Problem to work on: The records that appear below are to be restated word for word.

[Start of section]

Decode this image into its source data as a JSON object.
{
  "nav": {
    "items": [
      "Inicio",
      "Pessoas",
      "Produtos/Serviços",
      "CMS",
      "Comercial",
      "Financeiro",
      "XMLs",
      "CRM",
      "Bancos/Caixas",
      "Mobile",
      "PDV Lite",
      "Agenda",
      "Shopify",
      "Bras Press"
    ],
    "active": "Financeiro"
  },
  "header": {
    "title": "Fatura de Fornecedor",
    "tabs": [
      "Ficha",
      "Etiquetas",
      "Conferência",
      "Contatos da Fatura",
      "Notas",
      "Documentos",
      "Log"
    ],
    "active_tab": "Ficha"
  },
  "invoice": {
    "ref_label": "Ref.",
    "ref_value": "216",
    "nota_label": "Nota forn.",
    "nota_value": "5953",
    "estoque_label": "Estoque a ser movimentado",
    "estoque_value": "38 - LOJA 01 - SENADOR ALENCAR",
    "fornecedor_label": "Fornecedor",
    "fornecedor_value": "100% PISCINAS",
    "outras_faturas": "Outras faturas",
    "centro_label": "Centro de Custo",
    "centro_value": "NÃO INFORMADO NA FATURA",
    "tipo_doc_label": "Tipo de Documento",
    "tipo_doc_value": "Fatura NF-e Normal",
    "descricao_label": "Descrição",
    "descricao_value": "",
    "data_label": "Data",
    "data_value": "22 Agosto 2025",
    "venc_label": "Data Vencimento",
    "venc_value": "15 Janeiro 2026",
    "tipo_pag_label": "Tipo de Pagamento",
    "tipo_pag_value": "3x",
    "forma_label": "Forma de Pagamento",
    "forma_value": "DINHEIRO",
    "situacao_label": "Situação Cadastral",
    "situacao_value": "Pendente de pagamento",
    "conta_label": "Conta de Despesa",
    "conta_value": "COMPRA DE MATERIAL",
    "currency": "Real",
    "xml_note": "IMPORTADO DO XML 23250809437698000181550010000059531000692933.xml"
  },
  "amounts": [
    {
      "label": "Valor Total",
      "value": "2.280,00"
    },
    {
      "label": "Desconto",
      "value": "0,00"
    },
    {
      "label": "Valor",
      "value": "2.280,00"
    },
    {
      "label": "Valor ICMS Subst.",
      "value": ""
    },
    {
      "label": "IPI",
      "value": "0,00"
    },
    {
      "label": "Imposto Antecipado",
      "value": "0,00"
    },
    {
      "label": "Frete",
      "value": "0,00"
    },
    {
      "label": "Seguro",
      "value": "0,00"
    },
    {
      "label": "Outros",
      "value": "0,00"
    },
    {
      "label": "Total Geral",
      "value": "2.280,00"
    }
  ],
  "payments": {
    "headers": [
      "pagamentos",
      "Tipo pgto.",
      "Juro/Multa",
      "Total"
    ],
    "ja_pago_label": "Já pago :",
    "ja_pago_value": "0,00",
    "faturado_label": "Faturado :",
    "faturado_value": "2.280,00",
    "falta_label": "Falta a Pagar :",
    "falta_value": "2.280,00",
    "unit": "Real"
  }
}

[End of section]

Exercise response:
Decode this image into its source data as a JSON object.
{
  "nav": {
    "items": [
      "Inicio",
      "Pessoas",
      "Produtos/Serviços",
      "CMS",
      "Comercial",
      "Financeiro",
      "XMLs",
      "CRM",
      "Bancos/Caixas",
      "Mobile",
      "PDV Lite",
      "Agenda",
      "Shopify",
      "Bras Press"
    ],
    "active": "Financeiro"
  },
  "header": {
    "title": "Fatura de Fornecedor",
    "tabs": [
      "Ficha",
      "Etiquetas",
      "Conferência",
      "Contatos da Fatura",
      "Notas",
      "Documentos",
      "Log"
    ],
    "active_tab": "Ficha"
  },
  "invoice": {
    "ref_label": "Ref.",
    "ref_value": "216",
    "nota_label": "Nota forn.",
    "nota_value": "5953",
    "estoque_label": "Estoque a ser movimentado",
    "estoque_value": "38 - LOJA 01 - SENADOR ALENCAR",
    "fornecedor_label": "Fornecedor",
    "fornecedor_value": "100% PISCINAS",
    "outras_faturas": "Outras faturas",
    "centro_label": "Centro de Custo",
    "centro_value": "NÃO INFORMADO NA FATURA",
    "tipo_doc_label": "Tipo de Documento",
    "tipo_doc_value": "Fatura NF-e Normal",
    "descricao_label": "Descrição",
    "descricao_value": "",
    "data_label": "Data",
    "data_value": "22 Agosto 2025",
    "venc_label": "Data Vencimento",
    "venc_value": "15 Janeiro 2026",
    "tipo_pag_label": "Tipo de Pagamento",
    "tipo_pag_value": "3x",
    "forma_label": "Forma de Pagamento",
    "forma_value": "DINHEIRO",
    "situacao_label": "Situação Cadastral",
    "situacao_value": "Pendente de pagamento",
    "conta_label": "Conta de Despesa",
    "conta_value": "COMPRA DE MATERIAL",
    "currency": "Real",
    "xml_note": "IMPORTADO DO XML 23250809437698000181550010000059531000692933.xml"
  },
  "amounts": [
    {
      "label": "Valor Total",
      "value": "2.280,00"
    },
    {
      "label": "Desconto",
      "value": "0,00"
    },
    {
      "label": "Valor",
      "value": "2.280,00"
    },
    {
      "label": "Valor ICMS Subst.",
      "value": ""
    },
    {
      "label": "IPI",
      "value": "0,00"
    },
    {
      "label": "Imposto Antecipado",
      "value": "0,00"
    },
    {
      "label": "Frete",
      "value": "0,00"
    },
    {
      "label": "Seguro",
      "value": "0,00"
    },
    {
      "label": "Outros",
      "value": "0,00"
    },
    {
      "label": "Total Geral",
      "value": "2.280,00"
    }
  ],
  "payments": {
    "headers": [
      "pagamentos",
      "Tipo pgto.",
      "Juro/Multa",
      "Total"
    ],
    "ja_pago_label": "Já pago :",
    "ja_pago_value": "0,00",
    "faturado_label": "Faturado :",
    "faturado_value": "2.280,00",
    "falta_label": "Falta a Pagar :",
    "falta_value": "2.280,00",
    "unit": "Real"
  }
}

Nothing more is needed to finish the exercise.